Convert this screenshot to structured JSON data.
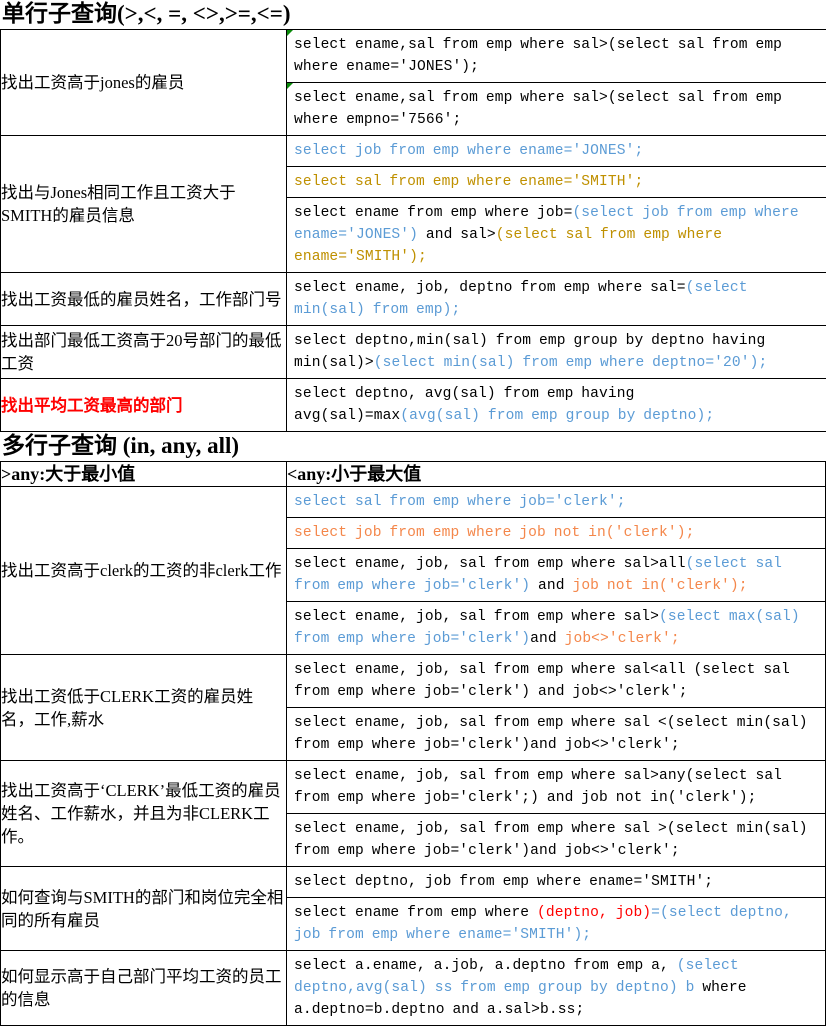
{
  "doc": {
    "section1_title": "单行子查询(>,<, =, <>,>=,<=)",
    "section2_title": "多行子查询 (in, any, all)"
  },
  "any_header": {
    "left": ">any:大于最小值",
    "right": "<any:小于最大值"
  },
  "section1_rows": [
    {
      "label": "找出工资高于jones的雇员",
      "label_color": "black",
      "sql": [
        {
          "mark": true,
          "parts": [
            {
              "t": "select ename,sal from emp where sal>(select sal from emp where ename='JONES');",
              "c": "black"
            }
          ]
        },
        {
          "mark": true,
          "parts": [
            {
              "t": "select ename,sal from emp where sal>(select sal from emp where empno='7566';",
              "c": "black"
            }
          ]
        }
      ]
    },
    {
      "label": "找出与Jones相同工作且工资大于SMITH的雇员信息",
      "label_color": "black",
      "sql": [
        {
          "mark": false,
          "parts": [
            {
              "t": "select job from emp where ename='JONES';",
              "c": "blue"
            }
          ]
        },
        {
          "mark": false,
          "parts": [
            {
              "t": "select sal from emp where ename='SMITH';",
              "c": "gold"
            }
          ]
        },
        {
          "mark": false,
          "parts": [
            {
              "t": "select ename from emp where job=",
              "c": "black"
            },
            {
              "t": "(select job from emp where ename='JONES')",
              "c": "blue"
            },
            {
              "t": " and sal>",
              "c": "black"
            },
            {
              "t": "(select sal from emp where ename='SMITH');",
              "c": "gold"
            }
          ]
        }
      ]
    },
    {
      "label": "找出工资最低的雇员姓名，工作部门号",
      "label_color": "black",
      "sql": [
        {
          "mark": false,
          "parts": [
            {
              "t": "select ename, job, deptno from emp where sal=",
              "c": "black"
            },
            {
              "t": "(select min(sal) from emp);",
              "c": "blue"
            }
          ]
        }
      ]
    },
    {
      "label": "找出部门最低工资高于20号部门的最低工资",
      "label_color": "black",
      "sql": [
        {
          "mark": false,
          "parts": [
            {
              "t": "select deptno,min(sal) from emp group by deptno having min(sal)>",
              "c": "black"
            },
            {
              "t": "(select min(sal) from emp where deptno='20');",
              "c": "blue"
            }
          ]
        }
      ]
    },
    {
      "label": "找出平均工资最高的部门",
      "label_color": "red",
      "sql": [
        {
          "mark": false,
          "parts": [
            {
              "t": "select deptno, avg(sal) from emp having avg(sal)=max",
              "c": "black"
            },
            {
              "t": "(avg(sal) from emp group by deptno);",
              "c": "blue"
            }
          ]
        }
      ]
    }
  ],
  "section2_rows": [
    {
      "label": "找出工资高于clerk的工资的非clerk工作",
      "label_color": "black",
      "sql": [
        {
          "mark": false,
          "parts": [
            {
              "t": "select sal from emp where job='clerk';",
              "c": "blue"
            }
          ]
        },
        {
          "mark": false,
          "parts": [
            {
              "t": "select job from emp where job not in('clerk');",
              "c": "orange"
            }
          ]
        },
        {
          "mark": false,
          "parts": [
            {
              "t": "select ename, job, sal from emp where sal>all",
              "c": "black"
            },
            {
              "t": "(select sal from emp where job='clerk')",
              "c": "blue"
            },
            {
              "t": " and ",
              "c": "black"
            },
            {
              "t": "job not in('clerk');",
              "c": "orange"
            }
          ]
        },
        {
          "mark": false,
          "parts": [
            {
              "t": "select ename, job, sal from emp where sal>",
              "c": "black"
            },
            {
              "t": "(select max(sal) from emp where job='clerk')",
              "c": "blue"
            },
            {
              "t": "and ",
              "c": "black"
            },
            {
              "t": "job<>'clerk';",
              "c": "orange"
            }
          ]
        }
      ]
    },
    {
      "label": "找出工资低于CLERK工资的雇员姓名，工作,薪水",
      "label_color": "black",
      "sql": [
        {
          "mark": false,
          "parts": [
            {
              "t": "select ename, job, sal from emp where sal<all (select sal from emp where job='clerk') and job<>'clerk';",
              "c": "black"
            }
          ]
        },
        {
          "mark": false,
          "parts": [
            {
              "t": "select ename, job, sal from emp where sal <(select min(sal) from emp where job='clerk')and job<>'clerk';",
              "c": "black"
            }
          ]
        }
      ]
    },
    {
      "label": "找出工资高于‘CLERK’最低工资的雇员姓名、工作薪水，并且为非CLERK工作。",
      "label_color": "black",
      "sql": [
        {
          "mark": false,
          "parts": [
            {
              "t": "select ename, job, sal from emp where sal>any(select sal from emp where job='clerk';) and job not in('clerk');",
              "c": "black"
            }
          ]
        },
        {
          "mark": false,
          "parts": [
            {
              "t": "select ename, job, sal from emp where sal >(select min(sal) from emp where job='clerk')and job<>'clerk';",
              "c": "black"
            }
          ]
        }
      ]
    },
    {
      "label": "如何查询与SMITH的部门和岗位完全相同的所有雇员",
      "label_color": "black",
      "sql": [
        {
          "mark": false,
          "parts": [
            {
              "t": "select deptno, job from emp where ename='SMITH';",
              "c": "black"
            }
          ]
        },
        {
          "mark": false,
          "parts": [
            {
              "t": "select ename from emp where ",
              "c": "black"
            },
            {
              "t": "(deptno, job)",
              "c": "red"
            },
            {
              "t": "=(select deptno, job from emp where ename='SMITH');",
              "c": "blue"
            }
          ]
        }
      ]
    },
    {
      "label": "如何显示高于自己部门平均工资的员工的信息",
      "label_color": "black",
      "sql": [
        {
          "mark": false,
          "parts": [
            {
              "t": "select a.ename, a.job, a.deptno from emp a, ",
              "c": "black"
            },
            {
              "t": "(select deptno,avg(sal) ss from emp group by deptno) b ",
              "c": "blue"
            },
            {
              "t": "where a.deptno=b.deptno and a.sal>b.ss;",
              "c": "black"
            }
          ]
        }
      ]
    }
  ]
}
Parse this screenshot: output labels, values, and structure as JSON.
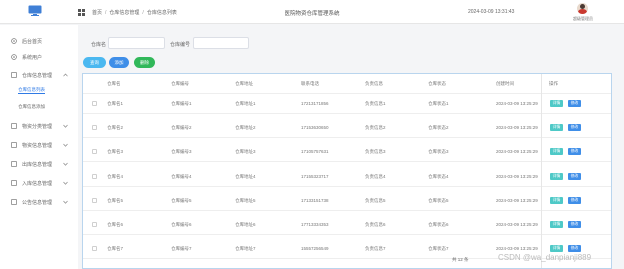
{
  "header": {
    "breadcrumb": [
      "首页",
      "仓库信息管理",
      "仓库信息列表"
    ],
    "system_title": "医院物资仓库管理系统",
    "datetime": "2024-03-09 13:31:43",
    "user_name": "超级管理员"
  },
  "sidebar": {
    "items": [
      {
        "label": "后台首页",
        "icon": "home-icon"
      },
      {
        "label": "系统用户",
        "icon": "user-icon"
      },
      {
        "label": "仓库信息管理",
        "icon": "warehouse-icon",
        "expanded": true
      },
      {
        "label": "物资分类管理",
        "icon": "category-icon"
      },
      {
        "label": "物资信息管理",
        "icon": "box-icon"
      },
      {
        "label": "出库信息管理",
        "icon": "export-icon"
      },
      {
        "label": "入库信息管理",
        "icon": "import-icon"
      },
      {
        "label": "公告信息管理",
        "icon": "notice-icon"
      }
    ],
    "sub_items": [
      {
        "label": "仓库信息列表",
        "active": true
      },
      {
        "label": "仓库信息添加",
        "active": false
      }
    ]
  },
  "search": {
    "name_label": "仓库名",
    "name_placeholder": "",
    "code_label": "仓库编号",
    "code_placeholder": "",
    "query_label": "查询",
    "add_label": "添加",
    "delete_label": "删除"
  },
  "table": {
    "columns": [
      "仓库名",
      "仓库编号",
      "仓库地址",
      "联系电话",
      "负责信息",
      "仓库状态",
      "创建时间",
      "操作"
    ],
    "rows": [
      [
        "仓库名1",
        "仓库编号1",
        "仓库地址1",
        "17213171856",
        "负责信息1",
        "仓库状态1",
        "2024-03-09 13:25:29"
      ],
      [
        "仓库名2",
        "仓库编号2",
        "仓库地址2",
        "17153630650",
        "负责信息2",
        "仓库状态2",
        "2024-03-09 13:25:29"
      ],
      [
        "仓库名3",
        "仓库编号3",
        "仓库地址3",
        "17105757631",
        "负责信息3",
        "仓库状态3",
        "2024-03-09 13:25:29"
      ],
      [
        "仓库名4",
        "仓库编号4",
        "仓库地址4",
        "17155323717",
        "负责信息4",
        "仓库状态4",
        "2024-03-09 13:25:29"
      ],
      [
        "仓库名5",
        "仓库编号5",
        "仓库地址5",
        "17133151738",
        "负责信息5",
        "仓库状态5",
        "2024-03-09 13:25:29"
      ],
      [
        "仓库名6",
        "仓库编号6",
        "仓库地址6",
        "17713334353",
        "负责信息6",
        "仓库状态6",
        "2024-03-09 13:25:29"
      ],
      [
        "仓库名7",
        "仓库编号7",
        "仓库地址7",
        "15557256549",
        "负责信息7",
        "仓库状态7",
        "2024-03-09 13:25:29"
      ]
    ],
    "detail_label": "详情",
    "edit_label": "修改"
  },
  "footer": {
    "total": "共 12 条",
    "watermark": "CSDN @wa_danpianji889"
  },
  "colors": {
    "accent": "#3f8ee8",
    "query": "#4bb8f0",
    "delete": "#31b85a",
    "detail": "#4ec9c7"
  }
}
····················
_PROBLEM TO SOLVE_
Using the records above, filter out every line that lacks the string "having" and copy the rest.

_RESPONSE AREA_
              "t": "select deptno,min(sal) from emp group by deptno having min(sal)>",
              "t": "select deptno, avg(sal) from emp having avg(sal)=max",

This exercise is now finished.